This week's marketing topic is something of great interest to everyone on Etsy because we've all had problems with it at some point: photography. I for one know that when I'm browsing through Etsy shops either to buy something or to put together a treasury or choose a featured seller, I tend to skip over shops with terrible photos. It's nothing personal, and I know I'm not the only one. With so many shops to compete with, there simply isn't room for poor quality photos, or you'll just get lost in the shuffle. I want to go over a few tips and tricks to improve your photos. Keep in mind that I'm by no means an expert, so I'm going to share some great links and software with you.
For starters, here's a bad listing photo. I'm trying to sell you some spools of old military wire. Booooring, right? Well, when you look at that picture, it sure is. It's dark, gloomy, and well, just a bunch of old wire.
The next picture, however, has a really bright, cheery color to it, so maybe you'll give my ol' wire a second glance, or maybe not because really, it's still just a few spools of old wire. With a few tweaks in a photo editing program, I've brightened it, cropped it so that it's centered and even on all edges, and deepened the color a bit to make it really pop.
An important thing to consider before you even get to the editing part of the process is staging. You could consider making a lightbox to take your photos in. A lightbox is basically just a big white-sided box with lights clipped or aimed around it to spotlight your subject. This is definitely the way to go for smaller items because you NEVER NEVER want to use flash; it's too harsh and washes out your subject. There's a great (read: cheap & easy!) lightbox tutorial in this Etsy Storque article.
Now I don't have a super nice camera or expensive software, so if you have something like Photoshop, then you're probably way ahead of me anyway. I downloaded the free program Photoscape, which does many of the same things as Photoshop but is very user-friendly and FREE. After some tweaking and playing around with your photos, you'll get the hang of how to fix them up best to work with your camera and computer. As a bonus, since you're probably a blogger, you can also make great photo collages like this and capture screen shots of your treasuries and whatnot like this. You can also try the free software downloads Gimp, Piknik, and Picasa, though I personally can only vouch for Photoscape.
Now, for all those fabulous links I promised:
- Handmade Marketing - This is a very detailed article with market-specific advice from a professional photographer.
- Etsy Forum Thread - Learn from the trial-and-error experience of a fellow Etsyian.
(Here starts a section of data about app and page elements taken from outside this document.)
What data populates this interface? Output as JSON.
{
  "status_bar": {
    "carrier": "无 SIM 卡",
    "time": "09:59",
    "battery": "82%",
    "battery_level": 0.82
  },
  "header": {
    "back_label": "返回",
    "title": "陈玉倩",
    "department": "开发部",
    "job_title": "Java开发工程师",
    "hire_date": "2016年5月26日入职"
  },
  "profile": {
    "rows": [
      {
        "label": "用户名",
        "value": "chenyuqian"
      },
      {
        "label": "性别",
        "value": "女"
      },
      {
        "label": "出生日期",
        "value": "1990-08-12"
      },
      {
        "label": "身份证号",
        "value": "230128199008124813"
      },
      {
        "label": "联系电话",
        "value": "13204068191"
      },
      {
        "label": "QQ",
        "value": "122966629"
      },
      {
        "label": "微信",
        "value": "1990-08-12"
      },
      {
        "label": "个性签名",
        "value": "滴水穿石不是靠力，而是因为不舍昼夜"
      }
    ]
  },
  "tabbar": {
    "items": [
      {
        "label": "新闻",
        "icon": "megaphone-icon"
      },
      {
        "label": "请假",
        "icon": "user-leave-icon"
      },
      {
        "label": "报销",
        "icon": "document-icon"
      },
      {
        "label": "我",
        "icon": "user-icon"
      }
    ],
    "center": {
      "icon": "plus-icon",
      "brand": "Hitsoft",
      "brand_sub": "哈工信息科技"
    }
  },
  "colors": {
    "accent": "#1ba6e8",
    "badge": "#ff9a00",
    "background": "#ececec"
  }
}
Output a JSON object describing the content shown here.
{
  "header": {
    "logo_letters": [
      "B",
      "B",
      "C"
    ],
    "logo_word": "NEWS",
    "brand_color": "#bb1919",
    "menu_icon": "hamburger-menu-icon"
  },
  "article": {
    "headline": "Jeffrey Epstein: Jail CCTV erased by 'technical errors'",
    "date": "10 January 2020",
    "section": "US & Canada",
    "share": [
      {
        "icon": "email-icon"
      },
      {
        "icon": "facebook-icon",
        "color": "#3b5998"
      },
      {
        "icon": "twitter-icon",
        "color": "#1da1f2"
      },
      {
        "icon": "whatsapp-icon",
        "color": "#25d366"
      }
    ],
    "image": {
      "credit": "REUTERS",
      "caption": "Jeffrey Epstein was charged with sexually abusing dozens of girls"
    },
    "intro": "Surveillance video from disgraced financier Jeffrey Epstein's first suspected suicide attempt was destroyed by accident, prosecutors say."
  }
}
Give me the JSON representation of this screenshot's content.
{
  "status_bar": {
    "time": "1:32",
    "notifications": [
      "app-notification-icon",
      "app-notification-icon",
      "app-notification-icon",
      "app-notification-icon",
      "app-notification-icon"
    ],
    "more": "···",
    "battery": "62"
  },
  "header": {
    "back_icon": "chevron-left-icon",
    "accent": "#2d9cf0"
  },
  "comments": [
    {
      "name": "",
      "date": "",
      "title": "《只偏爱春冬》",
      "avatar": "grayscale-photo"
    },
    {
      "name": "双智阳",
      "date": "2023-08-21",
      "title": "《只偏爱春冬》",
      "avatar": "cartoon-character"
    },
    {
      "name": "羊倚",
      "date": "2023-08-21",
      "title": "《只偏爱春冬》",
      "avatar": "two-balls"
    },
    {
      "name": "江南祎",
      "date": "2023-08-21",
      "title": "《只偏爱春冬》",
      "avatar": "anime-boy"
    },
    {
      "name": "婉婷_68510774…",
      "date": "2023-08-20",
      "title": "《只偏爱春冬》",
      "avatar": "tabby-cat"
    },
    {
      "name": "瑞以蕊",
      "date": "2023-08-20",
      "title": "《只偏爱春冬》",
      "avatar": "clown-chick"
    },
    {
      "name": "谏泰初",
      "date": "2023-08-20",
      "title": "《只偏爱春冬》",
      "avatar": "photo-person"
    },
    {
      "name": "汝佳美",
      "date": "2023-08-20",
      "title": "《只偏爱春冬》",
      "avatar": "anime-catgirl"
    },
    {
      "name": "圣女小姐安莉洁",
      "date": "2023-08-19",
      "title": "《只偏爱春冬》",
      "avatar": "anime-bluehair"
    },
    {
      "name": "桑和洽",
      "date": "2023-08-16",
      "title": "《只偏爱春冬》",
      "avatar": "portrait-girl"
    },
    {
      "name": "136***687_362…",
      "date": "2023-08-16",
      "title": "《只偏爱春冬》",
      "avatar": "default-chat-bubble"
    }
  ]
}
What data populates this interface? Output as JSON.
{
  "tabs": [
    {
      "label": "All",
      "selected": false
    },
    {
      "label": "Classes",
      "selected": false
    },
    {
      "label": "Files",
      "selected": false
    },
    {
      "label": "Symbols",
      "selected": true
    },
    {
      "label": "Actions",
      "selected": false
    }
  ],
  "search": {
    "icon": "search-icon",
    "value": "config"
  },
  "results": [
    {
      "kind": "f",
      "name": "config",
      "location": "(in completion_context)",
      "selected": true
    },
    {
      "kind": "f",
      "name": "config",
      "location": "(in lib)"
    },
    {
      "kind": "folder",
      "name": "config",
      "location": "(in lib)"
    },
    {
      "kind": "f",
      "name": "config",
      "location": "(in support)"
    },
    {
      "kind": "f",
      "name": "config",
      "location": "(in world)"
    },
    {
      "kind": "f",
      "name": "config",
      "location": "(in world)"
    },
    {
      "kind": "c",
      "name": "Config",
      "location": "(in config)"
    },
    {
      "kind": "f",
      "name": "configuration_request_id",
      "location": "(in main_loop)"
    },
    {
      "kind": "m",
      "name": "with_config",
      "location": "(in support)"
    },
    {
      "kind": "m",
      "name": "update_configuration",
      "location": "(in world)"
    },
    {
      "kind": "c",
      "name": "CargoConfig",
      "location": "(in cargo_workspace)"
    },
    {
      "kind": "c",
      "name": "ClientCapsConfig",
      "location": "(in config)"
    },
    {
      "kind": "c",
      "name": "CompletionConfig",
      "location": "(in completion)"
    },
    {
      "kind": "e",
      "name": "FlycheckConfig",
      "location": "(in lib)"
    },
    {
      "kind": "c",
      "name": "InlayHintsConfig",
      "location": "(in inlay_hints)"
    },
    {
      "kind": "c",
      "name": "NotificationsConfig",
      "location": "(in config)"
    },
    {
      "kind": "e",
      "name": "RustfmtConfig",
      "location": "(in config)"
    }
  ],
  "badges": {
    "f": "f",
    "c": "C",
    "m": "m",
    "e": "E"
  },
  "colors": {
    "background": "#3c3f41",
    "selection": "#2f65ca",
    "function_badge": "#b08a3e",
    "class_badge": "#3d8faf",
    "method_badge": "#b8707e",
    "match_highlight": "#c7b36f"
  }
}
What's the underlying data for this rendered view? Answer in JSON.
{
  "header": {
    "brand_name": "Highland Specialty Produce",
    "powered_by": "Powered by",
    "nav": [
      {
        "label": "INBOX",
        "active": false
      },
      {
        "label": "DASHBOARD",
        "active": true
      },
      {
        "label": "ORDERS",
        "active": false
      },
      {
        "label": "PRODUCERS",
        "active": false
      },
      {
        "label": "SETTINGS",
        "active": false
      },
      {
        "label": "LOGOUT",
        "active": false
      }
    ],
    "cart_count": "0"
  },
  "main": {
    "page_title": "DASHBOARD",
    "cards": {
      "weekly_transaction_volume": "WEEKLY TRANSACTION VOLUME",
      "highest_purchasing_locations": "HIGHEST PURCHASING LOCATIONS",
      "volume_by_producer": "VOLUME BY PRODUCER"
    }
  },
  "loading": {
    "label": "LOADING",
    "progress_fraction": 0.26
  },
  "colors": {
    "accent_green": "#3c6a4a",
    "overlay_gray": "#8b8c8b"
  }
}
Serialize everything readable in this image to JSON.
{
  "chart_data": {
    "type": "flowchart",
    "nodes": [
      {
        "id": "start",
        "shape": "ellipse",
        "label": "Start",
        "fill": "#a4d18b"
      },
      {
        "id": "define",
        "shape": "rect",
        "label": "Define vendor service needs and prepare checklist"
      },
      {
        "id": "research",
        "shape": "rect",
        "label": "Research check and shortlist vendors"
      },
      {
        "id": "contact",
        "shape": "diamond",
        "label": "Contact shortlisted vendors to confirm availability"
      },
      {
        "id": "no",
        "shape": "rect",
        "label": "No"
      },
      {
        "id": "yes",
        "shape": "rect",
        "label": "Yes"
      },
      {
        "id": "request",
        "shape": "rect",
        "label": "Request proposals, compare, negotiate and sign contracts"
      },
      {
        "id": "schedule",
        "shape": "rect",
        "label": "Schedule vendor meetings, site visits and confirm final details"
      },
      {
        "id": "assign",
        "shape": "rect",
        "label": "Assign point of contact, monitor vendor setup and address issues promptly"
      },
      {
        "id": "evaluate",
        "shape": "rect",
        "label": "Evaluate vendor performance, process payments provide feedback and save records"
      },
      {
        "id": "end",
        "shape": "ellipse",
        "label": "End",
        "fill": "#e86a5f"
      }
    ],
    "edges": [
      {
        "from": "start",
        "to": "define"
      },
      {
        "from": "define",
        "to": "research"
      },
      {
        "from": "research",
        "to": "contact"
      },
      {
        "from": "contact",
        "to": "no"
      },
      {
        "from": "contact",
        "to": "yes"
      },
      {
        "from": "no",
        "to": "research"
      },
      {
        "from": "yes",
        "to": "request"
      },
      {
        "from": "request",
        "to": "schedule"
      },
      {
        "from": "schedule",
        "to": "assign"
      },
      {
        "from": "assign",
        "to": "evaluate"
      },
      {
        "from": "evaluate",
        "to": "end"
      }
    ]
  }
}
- Associated Content - This one sort of just rehashes what I've already mentioned, but it's a concise, easy read if you're in a hurry.
If you have any tips or advice I've left out or another great link to share, please leave a comment!